-------- Provided records --------

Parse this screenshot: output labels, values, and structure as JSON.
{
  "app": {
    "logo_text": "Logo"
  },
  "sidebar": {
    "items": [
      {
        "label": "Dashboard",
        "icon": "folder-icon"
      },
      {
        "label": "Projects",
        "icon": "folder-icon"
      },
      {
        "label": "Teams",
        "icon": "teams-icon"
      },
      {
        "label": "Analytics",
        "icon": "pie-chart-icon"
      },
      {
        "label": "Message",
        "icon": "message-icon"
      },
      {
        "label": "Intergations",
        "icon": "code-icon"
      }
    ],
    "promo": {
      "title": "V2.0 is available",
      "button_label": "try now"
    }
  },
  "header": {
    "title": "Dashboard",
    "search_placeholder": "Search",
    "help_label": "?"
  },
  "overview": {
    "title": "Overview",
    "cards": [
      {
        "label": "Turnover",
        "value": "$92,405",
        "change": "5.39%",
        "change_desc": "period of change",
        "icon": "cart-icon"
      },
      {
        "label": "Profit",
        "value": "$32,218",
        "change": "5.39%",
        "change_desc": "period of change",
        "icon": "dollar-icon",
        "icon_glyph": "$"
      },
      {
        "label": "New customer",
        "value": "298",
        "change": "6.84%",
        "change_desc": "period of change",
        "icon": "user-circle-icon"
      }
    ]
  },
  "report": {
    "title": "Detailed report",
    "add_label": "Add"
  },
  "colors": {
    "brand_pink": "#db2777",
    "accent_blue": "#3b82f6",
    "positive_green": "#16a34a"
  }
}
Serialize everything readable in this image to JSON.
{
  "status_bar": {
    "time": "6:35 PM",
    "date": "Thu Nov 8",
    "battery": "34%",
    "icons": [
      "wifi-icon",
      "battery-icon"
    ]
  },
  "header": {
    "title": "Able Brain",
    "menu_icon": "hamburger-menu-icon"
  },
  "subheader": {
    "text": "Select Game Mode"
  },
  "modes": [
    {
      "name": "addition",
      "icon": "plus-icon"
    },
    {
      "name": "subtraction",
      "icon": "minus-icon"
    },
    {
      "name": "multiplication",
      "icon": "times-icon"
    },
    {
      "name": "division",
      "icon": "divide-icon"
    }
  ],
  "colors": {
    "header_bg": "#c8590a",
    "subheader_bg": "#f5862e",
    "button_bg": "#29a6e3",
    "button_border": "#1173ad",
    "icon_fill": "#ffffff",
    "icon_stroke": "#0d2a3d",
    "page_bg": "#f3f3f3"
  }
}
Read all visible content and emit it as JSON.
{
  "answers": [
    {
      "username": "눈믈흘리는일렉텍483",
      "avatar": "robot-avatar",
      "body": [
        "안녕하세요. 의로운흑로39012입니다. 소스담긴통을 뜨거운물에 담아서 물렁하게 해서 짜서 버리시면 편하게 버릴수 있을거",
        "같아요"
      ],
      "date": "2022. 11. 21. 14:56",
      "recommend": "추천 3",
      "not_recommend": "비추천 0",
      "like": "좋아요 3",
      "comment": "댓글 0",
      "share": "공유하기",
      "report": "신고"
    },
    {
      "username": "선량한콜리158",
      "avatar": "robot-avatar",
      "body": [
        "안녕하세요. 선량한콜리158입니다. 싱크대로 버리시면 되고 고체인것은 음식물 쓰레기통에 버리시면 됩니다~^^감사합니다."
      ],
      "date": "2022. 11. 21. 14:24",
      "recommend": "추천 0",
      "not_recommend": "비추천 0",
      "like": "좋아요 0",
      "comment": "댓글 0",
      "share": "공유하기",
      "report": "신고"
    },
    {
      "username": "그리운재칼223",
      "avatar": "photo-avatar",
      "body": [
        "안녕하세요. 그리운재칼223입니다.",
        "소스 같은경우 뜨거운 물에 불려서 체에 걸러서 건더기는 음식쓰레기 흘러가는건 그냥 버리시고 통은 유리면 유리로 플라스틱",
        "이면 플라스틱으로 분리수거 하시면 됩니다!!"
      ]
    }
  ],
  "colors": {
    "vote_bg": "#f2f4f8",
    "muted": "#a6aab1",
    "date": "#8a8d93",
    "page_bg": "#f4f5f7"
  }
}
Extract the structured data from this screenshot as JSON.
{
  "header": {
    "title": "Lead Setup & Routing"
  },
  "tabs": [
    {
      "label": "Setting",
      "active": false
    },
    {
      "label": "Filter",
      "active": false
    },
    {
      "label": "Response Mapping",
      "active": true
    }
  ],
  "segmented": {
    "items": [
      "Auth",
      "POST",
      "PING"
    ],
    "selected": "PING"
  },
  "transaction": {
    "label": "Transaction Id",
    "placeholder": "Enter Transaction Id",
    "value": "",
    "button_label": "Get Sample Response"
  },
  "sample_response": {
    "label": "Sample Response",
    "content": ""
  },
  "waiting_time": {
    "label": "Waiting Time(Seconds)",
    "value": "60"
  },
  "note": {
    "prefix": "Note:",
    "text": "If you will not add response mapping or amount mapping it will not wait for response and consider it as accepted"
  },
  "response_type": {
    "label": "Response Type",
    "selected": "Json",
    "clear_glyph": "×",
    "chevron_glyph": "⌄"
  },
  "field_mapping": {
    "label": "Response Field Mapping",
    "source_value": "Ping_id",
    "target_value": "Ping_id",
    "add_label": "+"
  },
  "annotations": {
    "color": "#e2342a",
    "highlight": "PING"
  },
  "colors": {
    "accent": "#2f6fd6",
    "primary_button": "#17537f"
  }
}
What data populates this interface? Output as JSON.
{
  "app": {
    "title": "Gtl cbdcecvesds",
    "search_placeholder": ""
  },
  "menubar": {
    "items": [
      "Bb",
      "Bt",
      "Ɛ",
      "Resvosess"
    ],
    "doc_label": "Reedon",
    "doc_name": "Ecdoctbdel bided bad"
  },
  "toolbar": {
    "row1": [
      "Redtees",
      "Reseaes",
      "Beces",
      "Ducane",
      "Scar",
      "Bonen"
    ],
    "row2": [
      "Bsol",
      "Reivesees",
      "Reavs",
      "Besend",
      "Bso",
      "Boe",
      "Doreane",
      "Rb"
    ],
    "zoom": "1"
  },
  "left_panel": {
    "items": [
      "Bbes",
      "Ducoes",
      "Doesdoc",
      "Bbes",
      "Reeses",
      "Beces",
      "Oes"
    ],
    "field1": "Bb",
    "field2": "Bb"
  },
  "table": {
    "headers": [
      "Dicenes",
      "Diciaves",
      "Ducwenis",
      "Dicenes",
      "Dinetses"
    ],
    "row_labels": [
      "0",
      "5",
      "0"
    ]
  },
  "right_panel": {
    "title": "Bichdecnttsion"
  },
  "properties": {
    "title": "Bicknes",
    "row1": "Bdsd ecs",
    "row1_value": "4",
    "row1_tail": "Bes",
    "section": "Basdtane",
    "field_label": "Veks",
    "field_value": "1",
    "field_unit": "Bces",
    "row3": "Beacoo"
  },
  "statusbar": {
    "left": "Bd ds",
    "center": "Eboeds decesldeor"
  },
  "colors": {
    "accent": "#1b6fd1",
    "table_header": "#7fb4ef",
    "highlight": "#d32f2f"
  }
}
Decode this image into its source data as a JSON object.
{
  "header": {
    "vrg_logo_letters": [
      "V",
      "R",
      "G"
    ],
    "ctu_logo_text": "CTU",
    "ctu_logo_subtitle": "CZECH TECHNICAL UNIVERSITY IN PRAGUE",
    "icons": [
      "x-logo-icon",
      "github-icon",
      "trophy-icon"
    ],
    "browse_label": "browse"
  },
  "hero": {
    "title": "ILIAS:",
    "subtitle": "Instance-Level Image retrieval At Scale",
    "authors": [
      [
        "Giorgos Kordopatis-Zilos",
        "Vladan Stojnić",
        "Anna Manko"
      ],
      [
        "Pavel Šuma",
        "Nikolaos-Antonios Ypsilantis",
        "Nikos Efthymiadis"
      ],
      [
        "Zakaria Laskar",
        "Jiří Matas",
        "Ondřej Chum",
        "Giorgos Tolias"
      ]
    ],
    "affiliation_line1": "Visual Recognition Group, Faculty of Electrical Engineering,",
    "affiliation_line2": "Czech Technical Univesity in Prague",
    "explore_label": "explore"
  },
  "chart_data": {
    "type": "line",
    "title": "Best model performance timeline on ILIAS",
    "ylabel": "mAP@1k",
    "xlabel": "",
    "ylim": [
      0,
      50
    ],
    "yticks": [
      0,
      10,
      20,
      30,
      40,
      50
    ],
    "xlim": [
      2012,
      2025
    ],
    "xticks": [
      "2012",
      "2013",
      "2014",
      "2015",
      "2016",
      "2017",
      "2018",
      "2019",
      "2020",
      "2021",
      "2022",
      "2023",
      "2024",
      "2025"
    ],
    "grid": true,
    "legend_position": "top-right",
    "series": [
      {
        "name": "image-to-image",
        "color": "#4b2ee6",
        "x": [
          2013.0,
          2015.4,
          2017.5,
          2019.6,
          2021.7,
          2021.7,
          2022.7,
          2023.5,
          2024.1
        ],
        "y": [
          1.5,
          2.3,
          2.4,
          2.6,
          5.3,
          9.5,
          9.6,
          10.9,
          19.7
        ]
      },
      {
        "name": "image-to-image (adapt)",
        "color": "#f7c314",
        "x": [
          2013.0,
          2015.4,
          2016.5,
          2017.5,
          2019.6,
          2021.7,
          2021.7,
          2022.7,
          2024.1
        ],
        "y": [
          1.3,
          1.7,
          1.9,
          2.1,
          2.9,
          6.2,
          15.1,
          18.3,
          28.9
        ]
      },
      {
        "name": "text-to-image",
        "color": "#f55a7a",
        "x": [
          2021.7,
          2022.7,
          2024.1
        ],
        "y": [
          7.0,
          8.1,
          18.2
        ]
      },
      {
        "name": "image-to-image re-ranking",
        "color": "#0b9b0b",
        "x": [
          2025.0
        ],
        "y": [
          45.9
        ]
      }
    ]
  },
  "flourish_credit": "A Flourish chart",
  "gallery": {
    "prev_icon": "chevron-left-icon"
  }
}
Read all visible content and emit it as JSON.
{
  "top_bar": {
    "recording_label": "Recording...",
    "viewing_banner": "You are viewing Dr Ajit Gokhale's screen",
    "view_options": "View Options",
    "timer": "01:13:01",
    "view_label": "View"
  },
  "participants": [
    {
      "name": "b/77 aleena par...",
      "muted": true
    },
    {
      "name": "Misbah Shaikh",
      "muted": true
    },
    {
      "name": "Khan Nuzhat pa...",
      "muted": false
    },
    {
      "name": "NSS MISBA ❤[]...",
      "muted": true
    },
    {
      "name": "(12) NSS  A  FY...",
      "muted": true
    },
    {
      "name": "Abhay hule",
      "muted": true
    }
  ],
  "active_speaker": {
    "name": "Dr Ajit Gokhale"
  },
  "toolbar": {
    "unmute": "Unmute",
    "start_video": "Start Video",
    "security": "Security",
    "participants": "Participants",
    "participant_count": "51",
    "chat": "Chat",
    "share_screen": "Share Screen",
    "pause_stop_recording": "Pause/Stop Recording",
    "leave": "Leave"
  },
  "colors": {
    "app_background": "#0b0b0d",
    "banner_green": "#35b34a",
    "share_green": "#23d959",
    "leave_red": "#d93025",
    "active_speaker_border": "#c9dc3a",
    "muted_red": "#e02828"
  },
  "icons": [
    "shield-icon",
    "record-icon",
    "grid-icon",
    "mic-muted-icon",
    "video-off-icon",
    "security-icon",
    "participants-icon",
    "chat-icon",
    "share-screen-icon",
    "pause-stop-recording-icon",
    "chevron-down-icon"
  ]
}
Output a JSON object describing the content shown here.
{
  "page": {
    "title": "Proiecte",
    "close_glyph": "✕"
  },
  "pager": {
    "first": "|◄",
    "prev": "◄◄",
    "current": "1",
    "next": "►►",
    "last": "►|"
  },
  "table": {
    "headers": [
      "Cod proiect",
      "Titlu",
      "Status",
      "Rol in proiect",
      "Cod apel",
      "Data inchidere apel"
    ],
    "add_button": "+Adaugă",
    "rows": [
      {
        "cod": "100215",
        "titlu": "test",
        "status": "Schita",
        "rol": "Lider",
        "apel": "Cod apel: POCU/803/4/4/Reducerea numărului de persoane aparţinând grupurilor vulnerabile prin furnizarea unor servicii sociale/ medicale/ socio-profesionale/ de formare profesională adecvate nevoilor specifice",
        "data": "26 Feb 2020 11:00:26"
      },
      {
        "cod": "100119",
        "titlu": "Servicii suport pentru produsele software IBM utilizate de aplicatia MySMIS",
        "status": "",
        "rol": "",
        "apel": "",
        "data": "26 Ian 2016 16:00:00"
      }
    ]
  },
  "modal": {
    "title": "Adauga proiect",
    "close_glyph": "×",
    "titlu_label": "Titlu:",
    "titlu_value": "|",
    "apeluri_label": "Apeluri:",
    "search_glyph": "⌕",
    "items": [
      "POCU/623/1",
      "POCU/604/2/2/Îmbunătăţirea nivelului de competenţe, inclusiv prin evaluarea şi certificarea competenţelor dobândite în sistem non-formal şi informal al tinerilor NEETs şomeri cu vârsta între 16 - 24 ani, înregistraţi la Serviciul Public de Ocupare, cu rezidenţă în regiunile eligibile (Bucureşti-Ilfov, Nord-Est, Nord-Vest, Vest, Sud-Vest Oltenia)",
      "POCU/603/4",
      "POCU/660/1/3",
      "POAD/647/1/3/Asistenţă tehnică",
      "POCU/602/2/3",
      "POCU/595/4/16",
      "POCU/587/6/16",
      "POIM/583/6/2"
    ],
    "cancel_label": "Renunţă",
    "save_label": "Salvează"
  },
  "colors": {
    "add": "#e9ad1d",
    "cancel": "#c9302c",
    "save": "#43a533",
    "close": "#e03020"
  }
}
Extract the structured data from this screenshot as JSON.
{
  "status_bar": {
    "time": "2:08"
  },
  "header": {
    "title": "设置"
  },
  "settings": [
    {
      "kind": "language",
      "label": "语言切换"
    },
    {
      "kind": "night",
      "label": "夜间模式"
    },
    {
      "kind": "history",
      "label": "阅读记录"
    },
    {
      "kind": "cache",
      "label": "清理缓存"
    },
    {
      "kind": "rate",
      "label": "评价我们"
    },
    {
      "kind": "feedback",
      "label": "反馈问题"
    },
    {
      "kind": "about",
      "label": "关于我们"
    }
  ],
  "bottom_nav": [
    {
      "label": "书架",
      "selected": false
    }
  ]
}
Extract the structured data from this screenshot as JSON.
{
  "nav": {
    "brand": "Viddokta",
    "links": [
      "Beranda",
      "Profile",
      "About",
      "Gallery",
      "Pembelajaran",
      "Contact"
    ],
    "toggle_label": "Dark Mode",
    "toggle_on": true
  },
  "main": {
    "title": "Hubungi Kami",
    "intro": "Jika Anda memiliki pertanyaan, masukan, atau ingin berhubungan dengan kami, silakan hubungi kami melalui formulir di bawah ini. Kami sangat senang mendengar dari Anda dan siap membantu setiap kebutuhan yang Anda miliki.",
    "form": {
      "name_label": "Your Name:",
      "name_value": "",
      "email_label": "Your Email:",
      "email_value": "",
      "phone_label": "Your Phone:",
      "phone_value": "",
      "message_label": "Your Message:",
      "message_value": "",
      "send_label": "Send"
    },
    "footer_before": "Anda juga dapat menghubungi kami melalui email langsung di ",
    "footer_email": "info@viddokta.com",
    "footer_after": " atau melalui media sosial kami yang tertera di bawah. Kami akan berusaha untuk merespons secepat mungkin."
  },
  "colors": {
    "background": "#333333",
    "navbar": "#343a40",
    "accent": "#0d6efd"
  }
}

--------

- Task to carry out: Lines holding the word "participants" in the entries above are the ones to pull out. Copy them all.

- Expected answer:
  "participants": [
    "participants": "Participants",
    "participants-icon",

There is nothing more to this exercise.